Trump has previously said he's "not a believer in man-made global warming. I believe there's weather. I believe there's change." He's added that there are bigger problems to tackle, like global famine and disease. Trump's energy policy, at least so far, isn't focused at dealing with the issue of climate change, but more on trade and business connected to energy policy. Clinton said she believed "climate change is a challenge of such magnitude and urgency that we need a president who will set ambitious goals." She wants to make America the "21st century clean energy superpower." (The Democrat candidate mentioned the topic in passing during today's debate.)
Despite both candidates having strong opinions on the issue, it didn't show. Across all three televised discussions, the most we've heard about climate change and energy policy was due to an audience question from a certain red-sweatered individual.
Ken Bone, a coal plant operator from Illinois, asked how each candidate's energy policy will tackle the country's energy needs, while balancing environmental impact and and minimizing job losses. (Let's note that most viewers found the undecided voter far more fascinating than his question.)
In his answer, the Republican candidate accused the Environmental Protection Agency of "killing these energy companies," adding that the country needed "much more than wind and solar." Clinton reiterated that the US was energy-independent for the first time ever -- something she wants to maintain, if elected. Her government would move "toward more clean, renewable energy as quickly as we can."
Then again, perhaps the candidates are just addressing what polls also show: the environment is generally a low priority for American voters. The Pew Research Center's poll from June puts it as low as 12th, out of 14 topics. Despite such low ranking, voter opinion is severely divided on the issue.
According to a survey from the Energy Policy Institute, 42 percent of Americans wouldn't pay an extra $1 per month to reduce greenhouse gas emissions. At the same time, 20 percent they'd add an extra 50 bucks. ($50 per month is the government's estimated cost of damages from climate change would be on each household in the country.) These opinions attach quite strongly to democrat party lines: 84 percent of Democrats thought that the government should do something about climate change, while only 43 percent of Republicans thought the same.
When it comes to policy, Trump says he will "save the coal industry."

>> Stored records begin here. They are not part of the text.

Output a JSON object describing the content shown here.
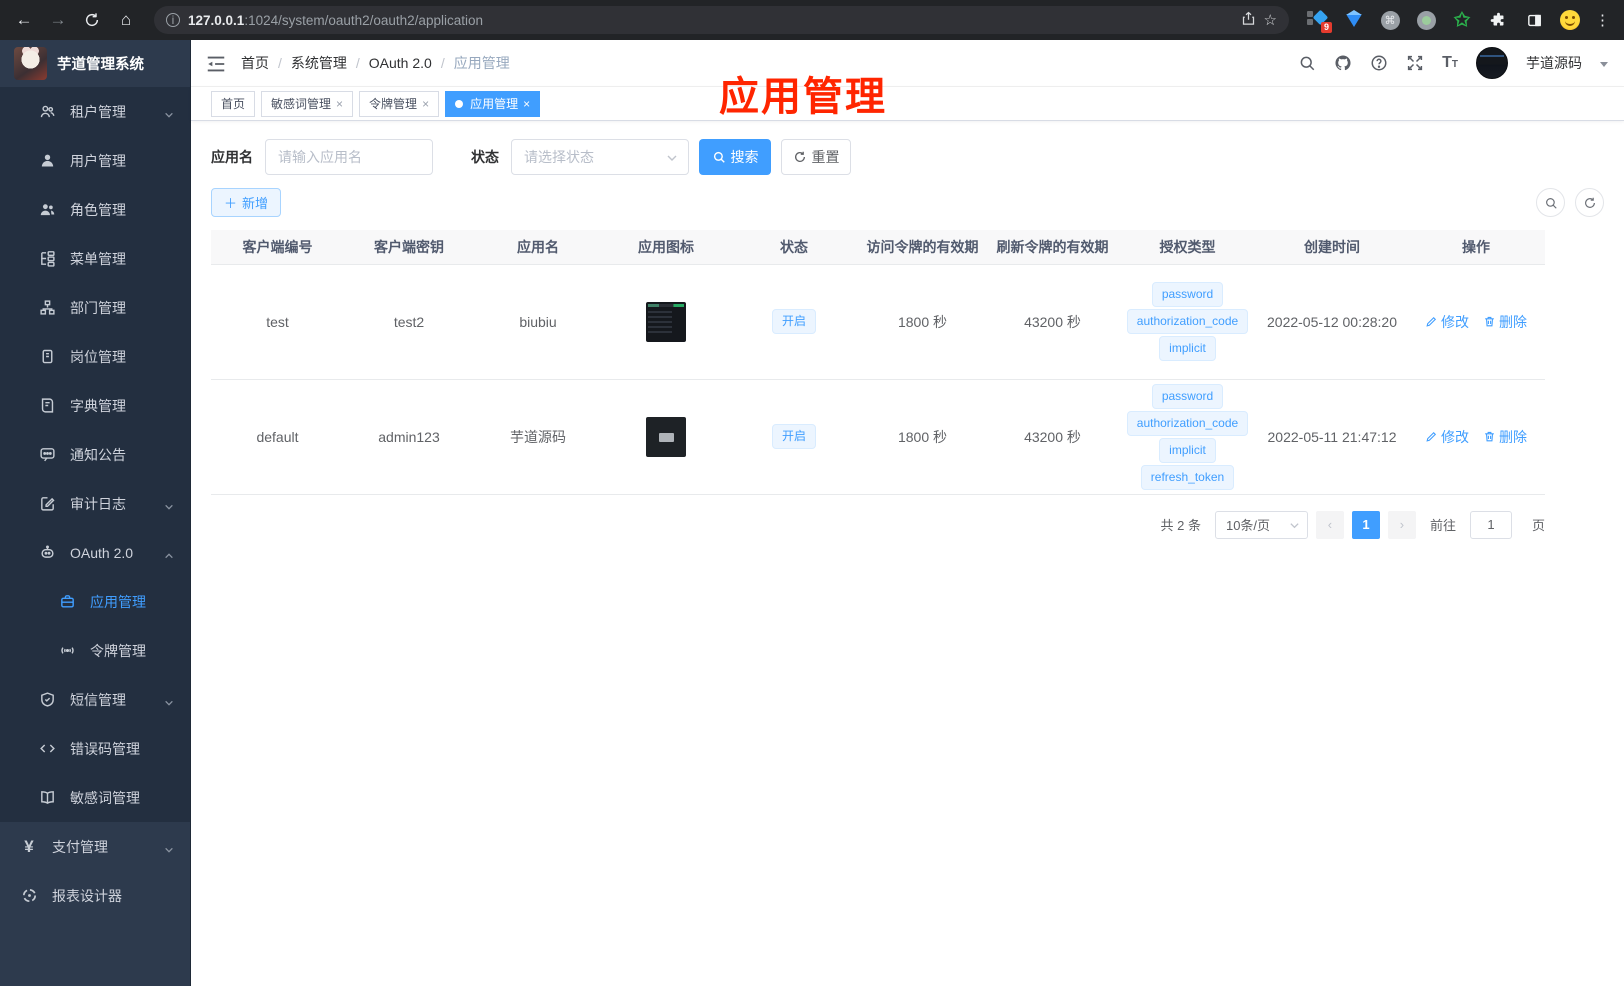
{
  "browser": {
    "url_host": "127.0.0.1",
    "url_path": ":1024/system/oauth2/oauth2/application",
    "extension_badge": "9"
  },
  "sidebar": {
    "logo_title": "芋道管理系统",
    "menu": [
      {
        "label": "租户管理"
      },
      {
        "label": "用户管理"
      },
      {
        "label": "角色管理"
      },
      {
        "label": "菜单管理"
      },
      {
        "label": "部门管理"
      },
      {
        "label": "岗位管理"
      },
      {
        "label": "字典管理"
      },
      {
        "label": "通知公告"
      },
      {
        "label": "审计日志"
      },
      {
        "label": "OAuth 2.0"
      },
      {
        "label": "应用管理"
      },
      {
        "label": "令牌管理"
      },
      {
        "label": "短信管理"
      },
      {
        "label": "错误码管理"
      },
      {
        "label": "敏感词管理"
      },
      {
        "label": "支付管理"
      },
      {
        "label": "报表设计器"
      }
    ]
  },
  "header": {
    "breadcrumb": [
      "首页",
      "系统管理",
      "OAuth 2.0",
      "应用管理"
    ],
    "username": "芋道源码"
  },
  "tabs": [
    {
      "label": "首页"
    },
    {
      "label": "敏感词管理"
    },
    {
      "label": "令牌管理"
    },
    {
      "label": "应用管理"
    }
  ],
  "annotation": "应用管理",
  "filters": {
    "app_name_label": "应用名",
    "app_name_placeholder": "请输入应用名",
    "status_label": "状态",
    "status_placeholder": "请选择状态",
    "search_label": "搜索",
    "reset_label": "重置",
    "add_label": "新增"
  },
  "table": {
    "columns": [
      "客户端编号",
      "客户端密钥",
      "应用名",
      "应用图标",
      "状态",
      "访问令牌的有效期",
      "刷新令牌的有效期",
      "授权类型",
      "创建时间",
      "操作"
    ],
    "rows": [
      {
        "client_id": "test",
        "secret": "test2",
        "name": "biubiu",
        "status": "开启",
        "access_ttl": "1800 秒",
        "refresh_ttl": "43200 秒",
        "grants": [
          "password",
          "authorization_code",
          "implicit"
        ],
        "created": "2022-05-12 00:28:20"
      },
      {
        "client_id": "default",
        "secret": "admin123",
        "name": "芋道源码",
        "status": "开启",
        "access_ttl": "1800 秒",
        "refresh_ttl": "43200 秒",
        "grants": [
          "password",
          "authorization_code",
          "implicit",
          "refresh_token"
        ],
        "created": "2022-05-11 21:47:12"
      }
    ],
    "edit_label": "修改",
    "delete_label": "删除"
  },
  "pagination": {
    "total": "共 2 条",
    "page_size": "10条/页",
    "current_page": "1",
    "goto_label": "前往",
    "goto_value": "1",
    "page_label": "页"
  },
  "colors": {
    "accent": "#409eff",
    "annotation_red": "#ff2500",
    "sidebar_bg": "#2d3a4d",
    "submenu_bg": "#232f40",
    "tag_bg": "#ecf5ff",
    "tag_border": "#d9ecff"
  },
  "icons": {
    "nav": [
      "search-icon",
      "github-icon",
      "help-icon",
      "fullscreen-icon",
      "font-size-icon"
    ],
    "ops": [
      "edit-pencil-icon",
      "delete-trash-icon"
    ]
  }
}
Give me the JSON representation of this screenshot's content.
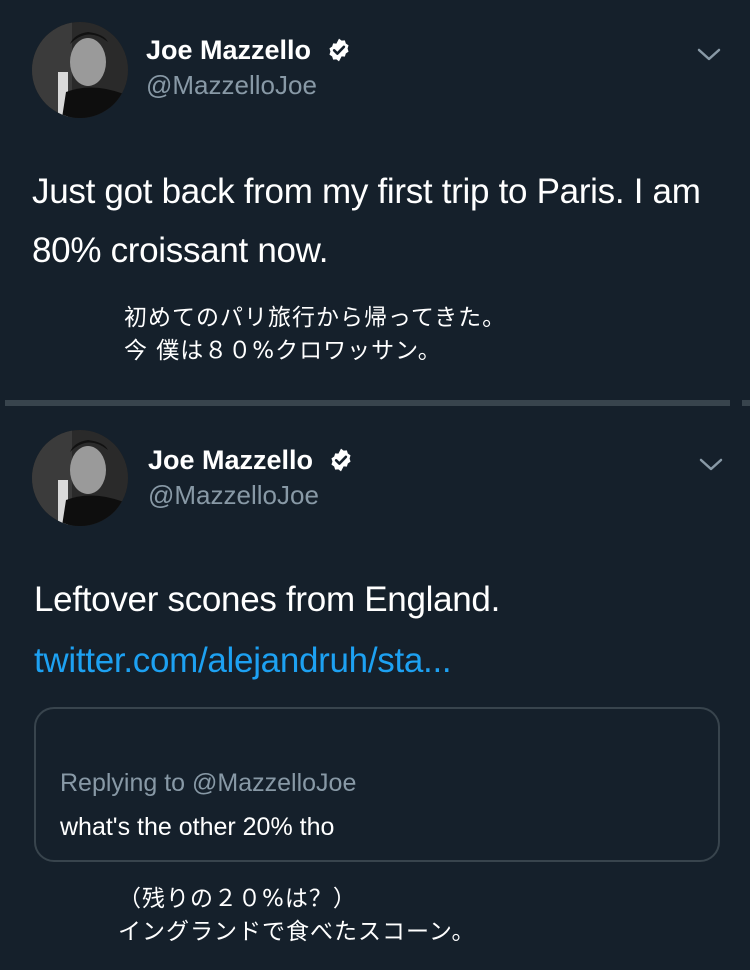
{
  "colors": {
    "background": "#15202b",
    "divider": "#38444d",
    "secondary_text": "#8899a6",
    "link": "#1da1f2"
  },
  "tweets": [
    {
      "author_name": "Joe Mazzello",
      "author_handle": "@MazzelloJoe",
      "verified_icon": "verified-badge-icon",
      "menu_icon": "chevron-down-icon",
      "text": "Just got back from my first trip to Paris. I am 80% croissant now.",
      "caption_lines": [
        "初めてのパリ旅行から帰ってきた。",
        "今 僕は８０%クロワッサン。"
      ]
    },
    {
      "author_name": "Joe Mazzello",
      "author_handle": "@MazzelloJoe",
      "verified_icon": "verified-badge-icon",
      "menu_icon": "chevron-down-icon",
      "text": "Leftover scones from England.",
      "link": "twitter.com/alejandruh/sta...",
      "quoted": {
        "replying_to": "Replying to @MazzelloJoe",
        "text": "what's the other 20% tho"
      },
      "caption_lines": [
        "（残りの２０%は？）",
        "イングランドで食べたスコーン。"
      ]
    }
  ]
}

When it comes to policy, Trump says he will "save the coal industry" and make land in the Outer Continental Shelf available for oil drilling and natural gas -- aiming to increase fossil fuel stocks rather than reduce use. His ideas goes further, undoing previous environmental policy. If elected, Trump plans to rescind the Climate Action Plan and the Paris Climate Agreement (to limit global warming to two degrees Celsius), and stopping all payments of US tax dollars to the UN's global warming programs.
Clinton's plans are grand and possibly optimistic. She wants to generate half of the country's electricity from clean sources, hoping to install half a billion solar panels by the end of her first term. These are huge aims. She also wants to reduce the country's oil consumption through cleaner fuel alternatives and more efficient transport technology.
Clinton wants to generate half of the country's electricity from clean sources.
Instead of hearing more on these promises, a large proportion of the final debate consisted of both candidates attacking (and defending themselves) against their failures and controversies. Trump called the sexual assault accusations against him false, while Clinton had to defend against her use of a private email server while Secretary of State.
Voters, divided on climate change, have two very different candidates to choose from.